Drug law enforcement agencies and officials all over the world indeed deserve to be praised whenever large seizures of drugs are made by them. At the same time, they must remember that much larger amounts of drugs still continue to reach markets where they are traded and consumed and generate huge margins of profits. It is no secret that a significant percentage of these profits fund the purchase of arms, ammunition, explosives and other military hardware to run criminal/terrorist organisations. The security related implications of the drug trade consequently also need to be kept in mind in planning and implementing counter measures against drugs.
The fact that Tajik Drug Control Agency functions directly under the President, underscores the seriousness with which the country views this problem. The President has time and again demonstrated his personal commitment to eliminating this scourge. President Rahmon accompanied the spiritual leader of Ismaily community the Aga Khan in visits to drug sensitive areas to persuade local communities to renounce alcohol and drugs and to have nothing to do with narcotics business. Such initiatives at these levels do impact positively on adherence and underline the role which religious leaders can play in spreading the message against drugs. The Aga Khan, during his visits to the mountains of Badakhshan talked to his murids, some of whom were also involved in trafficking drugs between Afghanistan, Pakistan and Tajikistan. Some of these traffickers were inspired by the Aga Khan’s message. There is the interesting but true story of how, after hearing the Aga Khan one Talibek Aembekov, son of Abdurakhman Aembekov, one of the most resourceful and notorious drug dealing family of Khorog in Badakhshan went down to river Pyandzh and threw away his drug paraphernalia to honour the wishes of his Imam. In a deeply religious community, initiatives of this nature are a vital factor in creating public awareness against drugs.
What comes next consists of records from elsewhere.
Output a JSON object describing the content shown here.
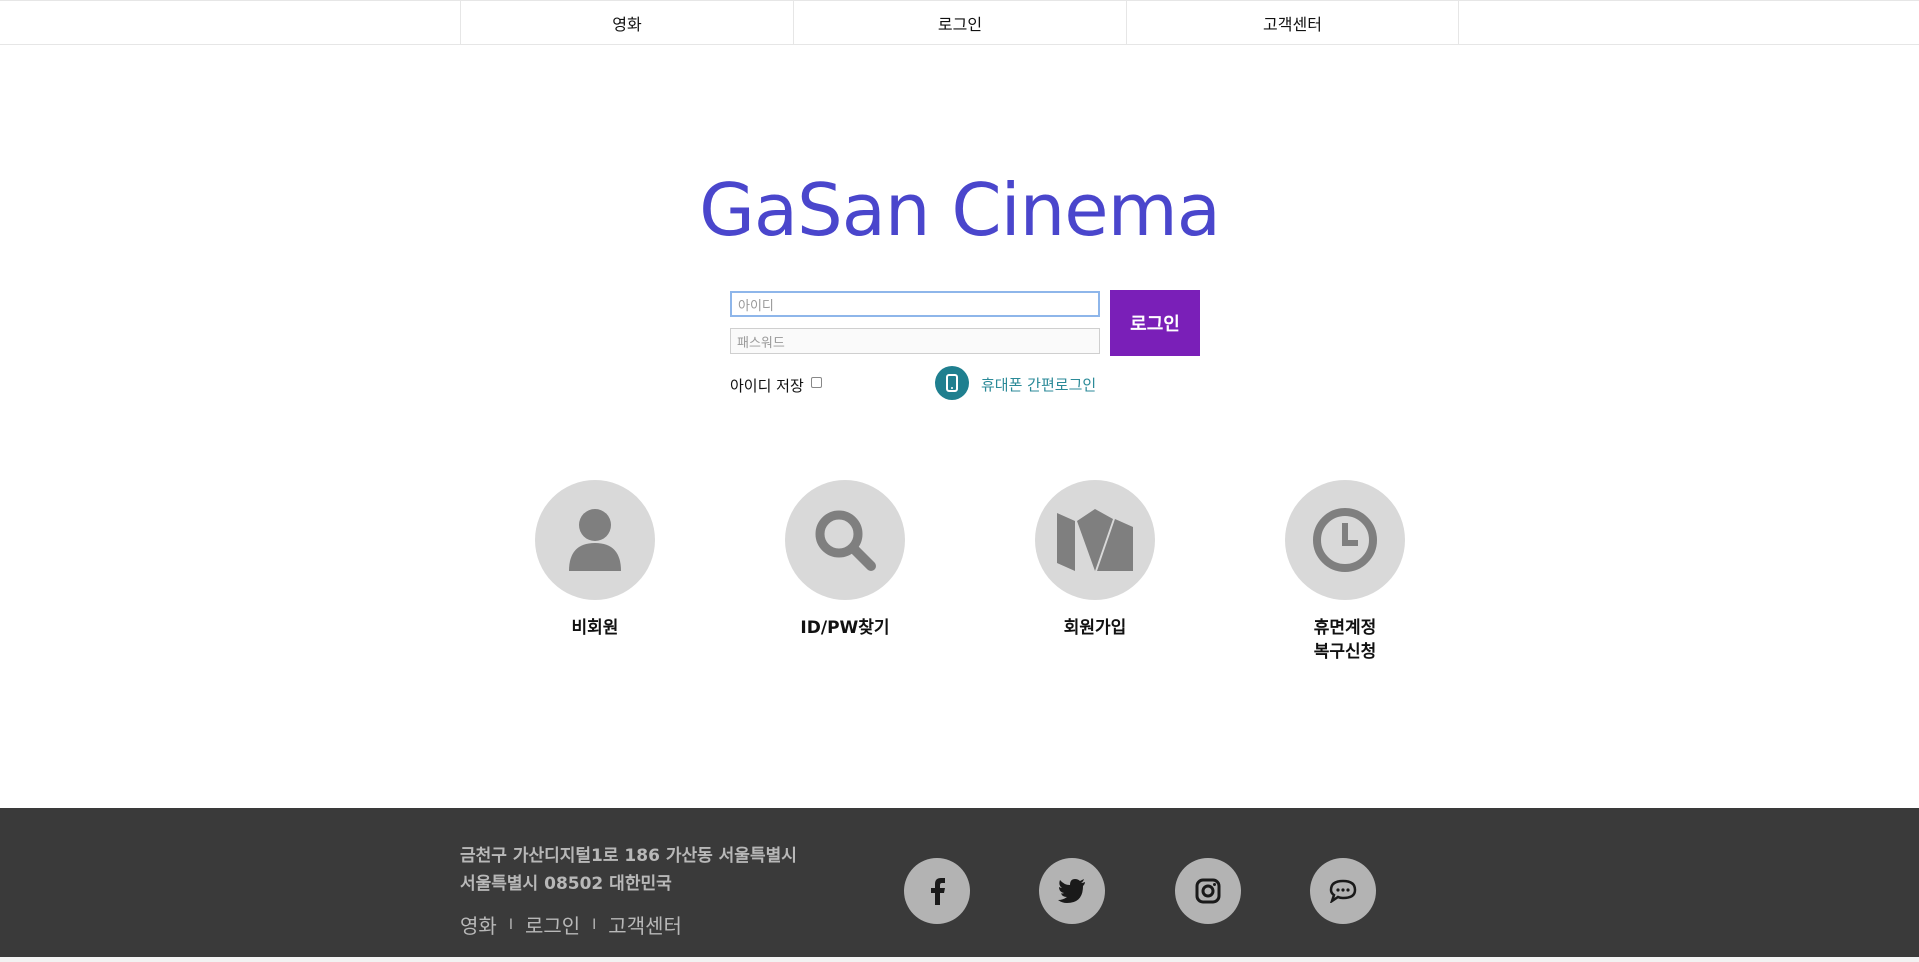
{
  "nav": {
    "items": [
      {
        "label": "영화"
      },
      {
        "label": "로그인"
      },
      {
        "label": "고객센터"
      }
    ]
  },
  "logo": {
    "text": "GaSan Cinema",
    "color": "#4a46cc"
  },
  "login": {
    "id_placeholder": "아이디",
    "password_placeholder": "패스워드",
    "button_label": "로그인",
    "button_color": "#7a1fb8",
    "save_id_label": "아이디 저장",
    "phone_login_label": "휴대폰 간편로그인"
  },
  "menu": {
    "items": [
      {
        "label": "비회원",
        "icon": "person-icon"
      },
      {
        "label": "ID/PW찾기",
        "icon": "search-icon"
      },
      {
        "label": "회원가입",
        "icon": "medium-m-icon"
      },
      {
        "label": "휴면계정\n복구신청",
        "icon": "clock-icon"
      }
    ]
  },
  "footer": {
    "address_line1": "금천구 가산디지털1로 186 가산동 서울특별시",
    "address_line2": "서울특별시 08502 대한민국",
    "links": [
      "영화",
      "로그인",
      "고객센터"
    ],
    "separator": "I",
    "social": [
      "facebook-icon",
      "twitter-icon",
      "instagram-icon",
      "chat-icon"
    ]
  }
}
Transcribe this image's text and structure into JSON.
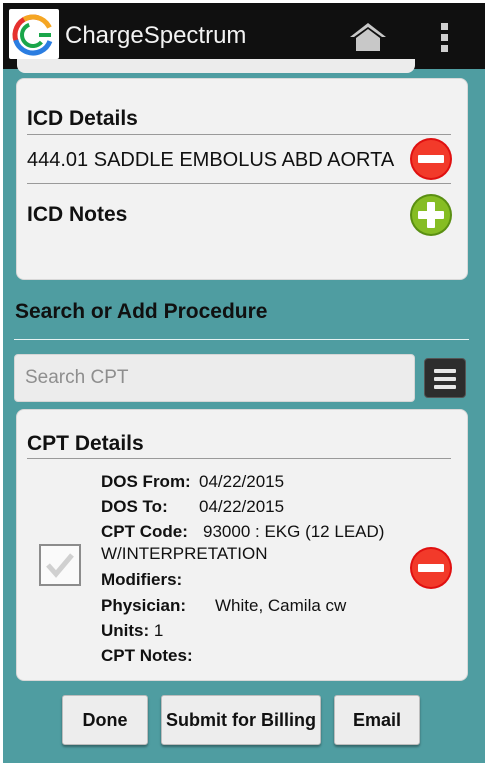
{
  "app": {
    "title": "ChargeSpectrum"
  },
  "icd": {
    "heading": "ICD Details",
    "code_line": "444.01 SADDLE EMBOLUS ABD AORTA",
    "notes_label": "ICD Notes"
  },
  "procedure": {
    "heading": "Search or Add Procedure",
    "search_placeholder": "Search CPT"
  },
  "cpt": {
    "heading": "CPT Details",
    "dos_from_label": "DOS From:",
    "dos_from_value": "04/22/2015",
    "dos_to_label": "DOS To:",
    "dos_to_value": "04/22/2015",
    "cpt_code_label": "CPT Code:",
    "cpt_code_value": "93000 : EKG (12 LEAD)",
    "cpt_code_value_cont": "W/INTERPRETATION",
    "modifiers_label": "Modifiers:",
    "physician_label": "Physician:",
    "physician_value": "White, Camila cw",
    "units_label": "Units:",
    "units_value": "1",
    "notes_label": "CPT Notes:"
  },
  "footer": {
    "done_label": "Done",
    "submit_label": "Submit for Billing",
    "email_label": "Email"
  },
  "icons": {
    "logo": "chargespectrum-logo",
    "home": "home-icon",
    "overflow": "overflow-menu-icon",
    "remove": "remove-icon",
    "add": "add-icon",
    "list": "list-icon",
    "check": "check-icon"
  },
  "colors": {
    "background": "#4f9da1",
    "appbar": "#101010",
    "remove": "#e01010",
    "add": "#7ab51d"
  }
}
Mr. Nazarov, Director Drugs Control Agency of Tajikistan, concludes his paper titled “Control Measures in Tajikistan for Drug Trafficking” as follows:
“For further strengthening the potential of law enforcement bodies of Tajikistan in exercising control over illicit trafficking of drugs, psychotropic substances and precursors, the Government of the Republic of Tajikistan, together with its counterparts, is engaged in solving the following problems:
· Enactment of more stringent laws against criminal activities
· Courses and higher training for officers of law enforcement bodies and power structures to familiarize them with modern methods of fighting the crime
· Further development of analytical services and creation of Unified National Data Bank
· Phased setting up of a unified communication network between Tajikistan’s law enforcement bodies and power structures
· Formation of a National Canine Centre along the lines of DVCA’s Canine Service
· Establishment of a Centre for Higher Training for the Fight against Drugs under DCA
The participation of representatives from India would be welcomed in fulfilling these tasks.”
These observations sum up the ongoing programmes for strengthening Tajikistan’s anti narcotics machinery. In May 2001, India and Tajikistan entered into a bilateral agreement to cooperate in matters relating to drug problem. The two countries agreed, inter alia, to cooperate in the field of training in drugs and precursors. If needed, India, within the auspices of this agreement, could offer to assist Tajikistan in developing a comprehensive anti drug legal framework. Development of effective treatment and rehabilitation facilities is another important area in which both countries could benefit from each other’s experience.
It is expected that India and Tajikistan will soon identify areas where mutual cooperation can be scaled up to improve their drug interdiction and demand reduction capabilities.